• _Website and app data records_
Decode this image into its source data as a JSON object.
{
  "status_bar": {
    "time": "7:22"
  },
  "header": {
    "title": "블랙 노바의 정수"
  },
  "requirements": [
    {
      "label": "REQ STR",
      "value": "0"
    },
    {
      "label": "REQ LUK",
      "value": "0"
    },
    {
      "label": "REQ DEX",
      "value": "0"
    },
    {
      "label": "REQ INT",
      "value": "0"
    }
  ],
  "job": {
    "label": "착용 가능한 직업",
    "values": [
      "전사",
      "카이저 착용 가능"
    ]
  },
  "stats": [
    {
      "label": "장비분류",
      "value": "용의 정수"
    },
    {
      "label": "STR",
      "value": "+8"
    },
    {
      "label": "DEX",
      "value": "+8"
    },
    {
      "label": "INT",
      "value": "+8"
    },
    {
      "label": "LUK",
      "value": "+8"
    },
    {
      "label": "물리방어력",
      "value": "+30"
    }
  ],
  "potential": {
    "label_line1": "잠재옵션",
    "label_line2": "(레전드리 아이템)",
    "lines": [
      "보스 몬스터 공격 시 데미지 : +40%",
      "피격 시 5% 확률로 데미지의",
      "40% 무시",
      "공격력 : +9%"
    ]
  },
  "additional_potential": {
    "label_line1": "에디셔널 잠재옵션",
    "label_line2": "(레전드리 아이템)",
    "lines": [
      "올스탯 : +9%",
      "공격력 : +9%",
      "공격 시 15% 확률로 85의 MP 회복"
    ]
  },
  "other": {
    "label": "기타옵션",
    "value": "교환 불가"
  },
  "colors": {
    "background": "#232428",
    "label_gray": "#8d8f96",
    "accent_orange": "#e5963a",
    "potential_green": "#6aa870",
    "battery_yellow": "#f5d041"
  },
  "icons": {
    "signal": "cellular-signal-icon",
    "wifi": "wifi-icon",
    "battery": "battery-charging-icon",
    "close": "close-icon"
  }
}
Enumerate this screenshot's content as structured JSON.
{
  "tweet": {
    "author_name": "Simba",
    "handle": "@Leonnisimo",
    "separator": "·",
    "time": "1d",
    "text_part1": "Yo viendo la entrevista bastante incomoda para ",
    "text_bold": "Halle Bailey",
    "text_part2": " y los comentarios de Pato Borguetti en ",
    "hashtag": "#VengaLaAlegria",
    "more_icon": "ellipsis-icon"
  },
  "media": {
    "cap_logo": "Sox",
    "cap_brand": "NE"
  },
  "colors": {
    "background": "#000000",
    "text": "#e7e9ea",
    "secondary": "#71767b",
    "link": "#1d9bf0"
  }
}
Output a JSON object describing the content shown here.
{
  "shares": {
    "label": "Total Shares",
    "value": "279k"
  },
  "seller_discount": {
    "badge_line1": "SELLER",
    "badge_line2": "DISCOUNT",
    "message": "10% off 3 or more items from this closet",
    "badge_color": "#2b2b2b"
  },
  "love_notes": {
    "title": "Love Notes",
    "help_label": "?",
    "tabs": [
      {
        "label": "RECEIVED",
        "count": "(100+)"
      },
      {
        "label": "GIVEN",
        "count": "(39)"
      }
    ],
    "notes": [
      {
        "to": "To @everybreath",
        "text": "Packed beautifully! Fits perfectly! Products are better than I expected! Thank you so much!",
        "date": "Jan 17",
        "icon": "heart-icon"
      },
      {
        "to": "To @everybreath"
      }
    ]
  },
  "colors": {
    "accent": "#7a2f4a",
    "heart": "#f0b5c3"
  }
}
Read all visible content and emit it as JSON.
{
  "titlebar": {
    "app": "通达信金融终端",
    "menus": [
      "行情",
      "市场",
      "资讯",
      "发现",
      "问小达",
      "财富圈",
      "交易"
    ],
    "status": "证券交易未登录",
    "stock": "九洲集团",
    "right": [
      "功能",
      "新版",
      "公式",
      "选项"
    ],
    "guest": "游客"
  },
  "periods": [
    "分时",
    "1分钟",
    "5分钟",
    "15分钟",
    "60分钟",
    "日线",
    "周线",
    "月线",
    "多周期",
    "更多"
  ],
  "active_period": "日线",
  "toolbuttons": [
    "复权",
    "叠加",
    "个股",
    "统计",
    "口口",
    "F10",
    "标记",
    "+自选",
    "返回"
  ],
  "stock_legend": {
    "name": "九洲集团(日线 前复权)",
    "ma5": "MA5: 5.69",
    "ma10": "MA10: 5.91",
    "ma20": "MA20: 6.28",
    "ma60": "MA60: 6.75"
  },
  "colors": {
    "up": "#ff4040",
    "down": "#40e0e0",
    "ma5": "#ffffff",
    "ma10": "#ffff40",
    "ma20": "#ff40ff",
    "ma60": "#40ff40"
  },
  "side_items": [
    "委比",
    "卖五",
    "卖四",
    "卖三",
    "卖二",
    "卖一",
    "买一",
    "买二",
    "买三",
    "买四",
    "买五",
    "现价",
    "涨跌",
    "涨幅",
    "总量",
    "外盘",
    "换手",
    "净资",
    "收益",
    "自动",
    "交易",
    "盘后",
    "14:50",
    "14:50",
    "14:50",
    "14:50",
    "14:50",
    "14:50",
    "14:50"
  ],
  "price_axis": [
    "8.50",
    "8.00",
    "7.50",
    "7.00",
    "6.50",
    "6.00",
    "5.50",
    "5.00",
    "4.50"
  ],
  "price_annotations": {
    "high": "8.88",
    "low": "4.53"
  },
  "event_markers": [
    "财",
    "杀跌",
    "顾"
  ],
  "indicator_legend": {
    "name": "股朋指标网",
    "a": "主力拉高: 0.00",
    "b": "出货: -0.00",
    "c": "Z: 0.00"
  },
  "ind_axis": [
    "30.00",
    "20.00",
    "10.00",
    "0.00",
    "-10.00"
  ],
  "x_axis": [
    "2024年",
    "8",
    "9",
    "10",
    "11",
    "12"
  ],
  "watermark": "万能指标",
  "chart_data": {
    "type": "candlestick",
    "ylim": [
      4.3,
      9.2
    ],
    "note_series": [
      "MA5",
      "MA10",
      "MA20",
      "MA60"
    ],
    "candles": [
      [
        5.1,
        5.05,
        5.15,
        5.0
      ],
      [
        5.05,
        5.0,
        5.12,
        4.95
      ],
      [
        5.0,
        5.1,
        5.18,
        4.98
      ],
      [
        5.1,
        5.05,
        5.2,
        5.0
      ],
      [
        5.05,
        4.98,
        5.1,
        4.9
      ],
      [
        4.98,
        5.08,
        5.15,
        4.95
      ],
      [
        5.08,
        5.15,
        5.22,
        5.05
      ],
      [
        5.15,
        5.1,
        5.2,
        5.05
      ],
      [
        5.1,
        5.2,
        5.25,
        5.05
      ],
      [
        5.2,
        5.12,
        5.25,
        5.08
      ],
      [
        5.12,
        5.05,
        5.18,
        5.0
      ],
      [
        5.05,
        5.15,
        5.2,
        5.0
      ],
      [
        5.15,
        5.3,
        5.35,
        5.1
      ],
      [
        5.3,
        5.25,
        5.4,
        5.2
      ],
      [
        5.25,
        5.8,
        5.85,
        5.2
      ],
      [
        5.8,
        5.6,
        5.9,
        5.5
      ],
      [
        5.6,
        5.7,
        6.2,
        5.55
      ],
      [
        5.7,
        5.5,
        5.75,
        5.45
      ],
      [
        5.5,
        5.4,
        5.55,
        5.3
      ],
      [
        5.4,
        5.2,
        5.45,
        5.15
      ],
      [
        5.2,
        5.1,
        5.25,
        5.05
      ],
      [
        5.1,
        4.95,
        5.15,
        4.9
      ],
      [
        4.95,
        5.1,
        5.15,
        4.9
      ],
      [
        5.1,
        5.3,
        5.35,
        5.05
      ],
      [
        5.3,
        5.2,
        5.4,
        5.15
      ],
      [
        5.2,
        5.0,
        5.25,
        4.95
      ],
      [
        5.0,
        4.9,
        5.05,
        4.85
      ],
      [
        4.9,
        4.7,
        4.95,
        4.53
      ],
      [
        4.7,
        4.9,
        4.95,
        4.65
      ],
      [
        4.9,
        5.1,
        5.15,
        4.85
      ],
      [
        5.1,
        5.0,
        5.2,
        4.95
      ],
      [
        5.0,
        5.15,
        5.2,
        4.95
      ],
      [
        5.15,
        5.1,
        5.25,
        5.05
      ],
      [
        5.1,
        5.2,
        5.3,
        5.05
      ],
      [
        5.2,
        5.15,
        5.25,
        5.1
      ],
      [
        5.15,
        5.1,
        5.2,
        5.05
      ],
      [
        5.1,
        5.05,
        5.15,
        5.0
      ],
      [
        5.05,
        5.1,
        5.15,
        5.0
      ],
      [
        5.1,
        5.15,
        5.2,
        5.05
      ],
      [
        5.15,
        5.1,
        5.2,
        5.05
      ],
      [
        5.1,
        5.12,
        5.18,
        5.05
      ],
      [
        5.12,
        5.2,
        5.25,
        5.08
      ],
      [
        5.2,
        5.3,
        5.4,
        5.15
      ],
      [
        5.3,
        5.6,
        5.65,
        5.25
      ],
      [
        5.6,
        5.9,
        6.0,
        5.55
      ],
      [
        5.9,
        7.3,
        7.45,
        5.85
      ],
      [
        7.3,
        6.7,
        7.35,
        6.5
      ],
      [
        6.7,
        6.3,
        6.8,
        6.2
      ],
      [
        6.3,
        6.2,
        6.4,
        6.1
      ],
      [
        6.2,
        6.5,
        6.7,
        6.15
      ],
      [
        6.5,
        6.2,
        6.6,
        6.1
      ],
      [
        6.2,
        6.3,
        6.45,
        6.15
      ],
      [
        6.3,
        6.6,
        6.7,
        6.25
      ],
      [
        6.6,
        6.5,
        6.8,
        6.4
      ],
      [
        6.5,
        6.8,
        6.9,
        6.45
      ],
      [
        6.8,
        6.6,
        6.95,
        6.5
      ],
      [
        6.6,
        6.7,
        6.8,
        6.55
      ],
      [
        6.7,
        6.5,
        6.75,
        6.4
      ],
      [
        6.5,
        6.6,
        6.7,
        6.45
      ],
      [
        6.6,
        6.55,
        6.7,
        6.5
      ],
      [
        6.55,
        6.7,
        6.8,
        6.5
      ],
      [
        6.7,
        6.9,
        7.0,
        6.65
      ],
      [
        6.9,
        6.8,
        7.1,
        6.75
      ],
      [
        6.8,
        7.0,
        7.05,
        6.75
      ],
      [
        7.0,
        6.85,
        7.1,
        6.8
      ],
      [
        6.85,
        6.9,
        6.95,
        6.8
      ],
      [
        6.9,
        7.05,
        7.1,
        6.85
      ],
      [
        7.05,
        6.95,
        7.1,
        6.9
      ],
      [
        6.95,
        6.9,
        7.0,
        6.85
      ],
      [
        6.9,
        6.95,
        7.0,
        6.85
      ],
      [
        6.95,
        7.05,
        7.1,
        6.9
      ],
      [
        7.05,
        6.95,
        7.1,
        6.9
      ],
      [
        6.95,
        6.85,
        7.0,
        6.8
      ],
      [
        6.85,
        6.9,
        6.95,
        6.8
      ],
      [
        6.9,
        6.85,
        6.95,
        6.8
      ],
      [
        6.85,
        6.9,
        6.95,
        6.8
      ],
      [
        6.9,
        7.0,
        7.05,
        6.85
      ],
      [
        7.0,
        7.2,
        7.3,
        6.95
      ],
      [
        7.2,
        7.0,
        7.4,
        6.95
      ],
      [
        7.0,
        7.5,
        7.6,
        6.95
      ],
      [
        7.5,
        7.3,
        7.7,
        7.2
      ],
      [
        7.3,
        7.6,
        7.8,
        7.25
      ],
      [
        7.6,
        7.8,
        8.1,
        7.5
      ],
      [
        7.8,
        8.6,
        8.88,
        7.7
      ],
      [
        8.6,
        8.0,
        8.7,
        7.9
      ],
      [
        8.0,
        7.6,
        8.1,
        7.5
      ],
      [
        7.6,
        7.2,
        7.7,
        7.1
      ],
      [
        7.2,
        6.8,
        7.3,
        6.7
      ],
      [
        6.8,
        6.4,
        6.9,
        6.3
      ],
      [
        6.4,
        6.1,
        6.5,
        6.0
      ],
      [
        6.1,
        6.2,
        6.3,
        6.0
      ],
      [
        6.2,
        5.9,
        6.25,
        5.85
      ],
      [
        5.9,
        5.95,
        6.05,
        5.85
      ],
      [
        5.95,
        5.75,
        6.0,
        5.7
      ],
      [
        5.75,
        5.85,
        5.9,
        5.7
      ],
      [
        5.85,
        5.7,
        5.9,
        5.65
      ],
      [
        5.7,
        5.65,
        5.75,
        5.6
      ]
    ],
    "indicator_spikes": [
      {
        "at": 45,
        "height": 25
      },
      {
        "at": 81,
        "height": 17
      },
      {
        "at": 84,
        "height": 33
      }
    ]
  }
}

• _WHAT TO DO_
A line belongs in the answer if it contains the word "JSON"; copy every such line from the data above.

• _RESPONSE TO THE EXERCISE_
Decode this image into its source data as a JSON object.
Enumerate this screenshot's content as structured JSON.
Output a JSON object describing the content shown here.
Read all visible content and emit it as JSON.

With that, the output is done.